With the recent news that Lumen Technologies is expanding its edge-computing services into Europe, we got to thinking about edge adoption domestically vs. across the pond. Here, we connect with Steve Grabow, Lumen Technologies senior vice president of edge computing, to get his perspective at this moment of growth. Take a look…
Smart Industry: What are the most drastic differences with edge adoption in the industrial space domestically vs. Europe, Asia and other markets?
Steve: Data sovereignty and privacy considerations are key drivers for adoption of edge computing in Europe and many other countries globally. GDPR and other data-privacy laws can prohibit code or data from existing outside specific geographic boundaries. This can constrain data and analytics teams from adopting centralized/cloud-based environments. By localizing analytics in edge environments, data remains close to its originating location, increasing the likelihood of compliance and decreasing the level of risk to businesses.
Smart Industry: Why is this the case?
Steve: Vast amounts of data is produced by IoT, sensors, cameras and other technology at the customer premises. Edge computing offers efficiency and performance opportunities that make it an attractive alternative or complementary venue.
For example, retailers are looking to video analytics, tied to point-of-sale systems that manage inventory shrinkage. Imagine a self-checkout where a customer does not need to scan an item before placing it in the bagging area. Video analytics are required to identify the input action. This action then triggers a review of items that have been scanned within the point-of-sale system. These systems must work together in real time to gather, analyze, and act on the data to ensure the experience was as expected.
Speed is critical to optimize the customer experience and reduce loss.
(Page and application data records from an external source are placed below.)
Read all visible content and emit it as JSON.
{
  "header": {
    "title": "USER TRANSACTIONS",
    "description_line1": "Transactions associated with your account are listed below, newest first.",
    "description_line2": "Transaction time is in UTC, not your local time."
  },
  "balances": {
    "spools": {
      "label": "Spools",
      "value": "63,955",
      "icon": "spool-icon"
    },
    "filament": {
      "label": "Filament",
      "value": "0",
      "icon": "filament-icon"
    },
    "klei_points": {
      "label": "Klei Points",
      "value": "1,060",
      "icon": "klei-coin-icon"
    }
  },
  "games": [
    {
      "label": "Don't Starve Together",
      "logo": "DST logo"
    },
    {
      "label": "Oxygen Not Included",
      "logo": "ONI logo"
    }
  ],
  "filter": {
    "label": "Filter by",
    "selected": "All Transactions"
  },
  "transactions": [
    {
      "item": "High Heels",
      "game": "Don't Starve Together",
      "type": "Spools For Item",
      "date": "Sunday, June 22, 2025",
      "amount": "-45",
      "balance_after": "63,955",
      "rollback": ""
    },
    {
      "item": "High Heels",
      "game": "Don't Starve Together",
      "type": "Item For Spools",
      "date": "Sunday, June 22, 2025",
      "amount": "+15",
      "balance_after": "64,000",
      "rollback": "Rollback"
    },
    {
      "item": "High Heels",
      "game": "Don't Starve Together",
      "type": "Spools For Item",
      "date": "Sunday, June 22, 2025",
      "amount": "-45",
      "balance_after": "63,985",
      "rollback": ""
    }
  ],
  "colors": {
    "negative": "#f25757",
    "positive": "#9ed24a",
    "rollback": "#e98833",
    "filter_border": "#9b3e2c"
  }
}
If the system takes too long to interpret the action, the result will be a poor customer experience or continued inventory shrinkage. Now imagine this at scale across multiple lanes and hundreds of shoppers per day. The application must work through an immense amount of data in milliseconds, which can only be supported by edge computing to achieve the desired outcomes.
Smart Industry: What about differences with edge-computing adoption among manufacturing verticals domestically and globally?
Steve: The motivation for edge-computing adoption among manufacturers is consistent globally. Manufacturers need compute power closer to where data is generated to turn connected devices into smart systems. And they need ultra-low latency to ensure real-time systems control.
Quality assurance is the lifeline of a manufacturing facility. Failure to identify product that is out of specification quickly results in loss of time and raw material. It introduces rework. It also can lead to equipment failure and can compromise worker safety. A factory line that goes down, even for a short period of time, can cost a company millions of dollars.
Fine-tuning the automation and reducing the variation in output results in optimal productivity. The systems that collaborate to analyze and tune automation need to be perfectly synced. Moving the compute farther from the point of production increases risk to the system. It is for this reason that most smart-manufacturing applications reside on the premises. However, IT-infrastructure management is not necessarily a core competency to manufacturers. Edge computing can help solve these challenges by providing a managed cloud solution, on the premises or in an edge datacenter, to provide the proximity and resiliency needed in a familiar cloud model.
Smart Industry: What do you see changing with edge computing in the industrial space in the coming years?
Steve: Lumen is investing in edge computing. We see this as an immense growth area and expect adoption of edge computing to grow in the industrial space, as well as numerous other industries, over the next few years.